**WHAT YOU SHOULD DO:** The expected response is the entire set of entries, copied exactly.

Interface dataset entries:

══════

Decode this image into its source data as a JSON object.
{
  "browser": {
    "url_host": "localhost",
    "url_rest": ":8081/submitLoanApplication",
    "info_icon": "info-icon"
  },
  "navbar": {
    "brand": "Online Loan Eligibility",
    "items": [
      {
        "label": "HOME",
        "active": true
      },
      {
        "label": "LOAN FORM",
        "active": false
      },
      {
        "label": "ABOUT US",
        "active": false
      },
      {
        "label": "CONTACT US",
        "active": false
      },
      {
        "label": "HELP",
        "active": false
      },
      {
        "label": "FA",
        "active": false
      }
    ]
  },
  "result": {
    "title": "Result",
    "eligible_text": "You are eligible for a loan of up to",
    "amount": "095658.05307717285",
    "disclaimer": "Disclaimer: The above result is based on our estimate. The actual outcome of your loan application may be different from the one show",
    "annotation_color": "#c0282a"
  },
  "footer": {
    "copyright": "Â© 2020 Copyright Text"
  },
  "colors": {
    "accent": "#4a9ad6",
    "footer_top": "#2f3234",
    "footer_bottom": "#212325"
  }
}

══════

**THE COMPLETED TASK:**
Decode this image into its source data as a JSON object.
{
  "browser": {
    "url_host": "localhost",
    "url_rest": ":8081/submitLoanApplication",
    "info_icon": "info-icon"
  },
  "navbar": {
    "brand": "Online Loan Eligibility",
    "items": [
      {
        "label": "HOME",
        "active": true
      },
      {
        "label": "LOAN FORM",
        "active": false
      },
      {
        "label": "ABOUT US",
        "active": false
      },
      {
        "label": "CONTACT US",
        "active": false
      },
      {
        "label": "HELP",
        "active": false
      },
      {
        "label": "FA",
        "active": false
      }
    ]
  },
  "result": {
    "title": "Result",
    "eligible_text": "You are eligible for a loan of up to",
    "amount": "095658.05307717285",
    "disclaimer": "Disclaimer: The above result is based on our estimate. The actual outcome of your loan application may be different from the one show",
    "annotation_color": "#c0282a"
  },
  "footer": {
    "copyright": "Â© 2020 Copyright Text"
  },
  "colors": {
    "accent": "#4a9ad6",
    "footer_top": "#2f3234",
    "footer_bottom": "#212325"
  }
}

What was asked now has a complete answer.